Most of the records on the family of Lucetta Stewart and her husband James Henry Deerman were gathered about the time of the first Stewart reunion in 1907. Not a great deal has been added to our knowledge of the family since.
7 David Bobo Stewart
James Henry Deerman, Jr. was the oldest child of Lucetta Frances Stewart and James Henry Deerman. He was born in 1871 in Alabama, exact location uncertain, but probably north Alabama.
Family tradition among the descendants of James Henry Deerman, Jr. says that he was living in Blount County in north central Alabama when he married young Jimmy Victoria Bledsel. Her parents are said to have lived in Steele in nearby St. Clair County.
In the oldest records of the Stewart family, compiled about 1907, the address of the family of James Deerman and his wife Jimmy Bledsel is given as "Gadsden, Alabama." At that time, they had a family of eight young children, three daughters and five sons, one of whom died as an infant.
In 1982 there are many Deerman families living in the Gadsden area. It is not known how many of them are descended from James Henry Deerman, Jr. and his wife. All our current information on the family comes from the descendants of their seventh child, 7417 Rev. Walker Edward Deerman, who lived in the Lookout Mountain area near Gadsden. 42 Walter Washington Stewart of the House of James (supposedly run over and killed by the "Oxford dummy," according to his uncle 7 David Bobo Stewart) also lived in this area after the Civil War, but all memory of any past contact between the two families has long since been forgotten.
7 David Bobo Stewart
These were the younger children of David Bobo Stewart, founder of the House of David. All the above six children married and had issue, but very little is known of either them or their descendants. Presumably there are many.
All these children were born between 1847 and 1875. The first four were the children of David Bobo Stewart by his first wife, Virginia Phillips. The last two, Cordelia and Margaret Priscilla Stewart, were his children by his second wife, Mrs. Nancy Jones. All of them are thought to have been born in either Georgia or northern Alabama.

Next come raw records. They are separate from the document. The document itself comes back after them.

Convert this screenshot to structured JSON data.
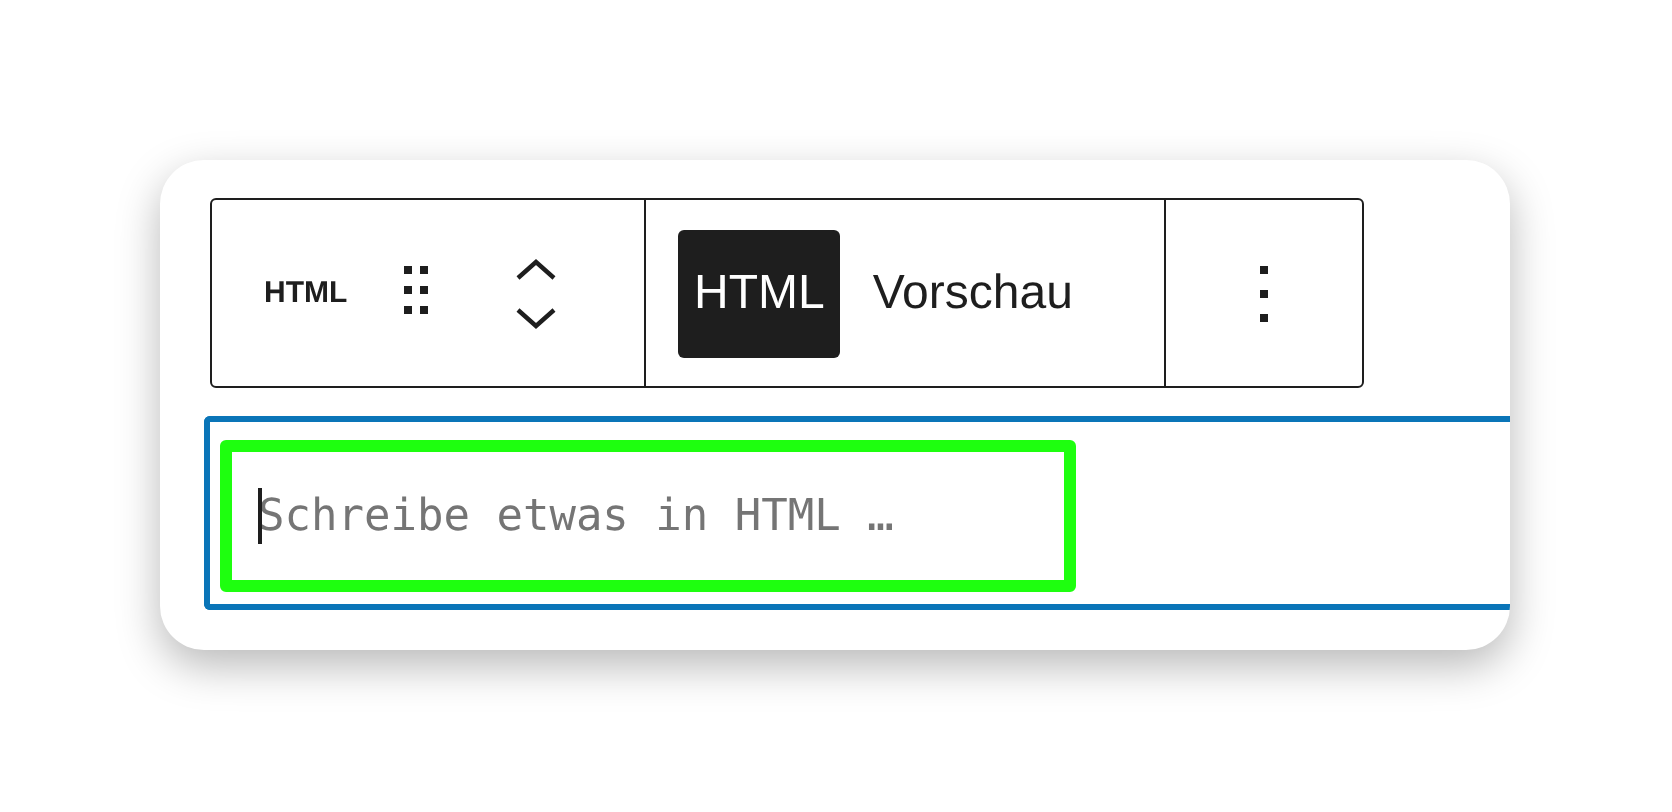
{
  "toolbar": {
    "block_label": "HTML",
    "tabs": [
      {
        "label": "HTML",
        "selected": true
      },
      {
        "label": "Vorschau",
        "selected": false
      }
    ]
  },
  "editor": {
    "placeholder": "Schreibe etwas in HTML …",
    "focused": true
  }
}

So far as is known, all of them settled in Alabama. Two children of 79 Robert Walter Stewart are said to have moved to Illinois and Indiana.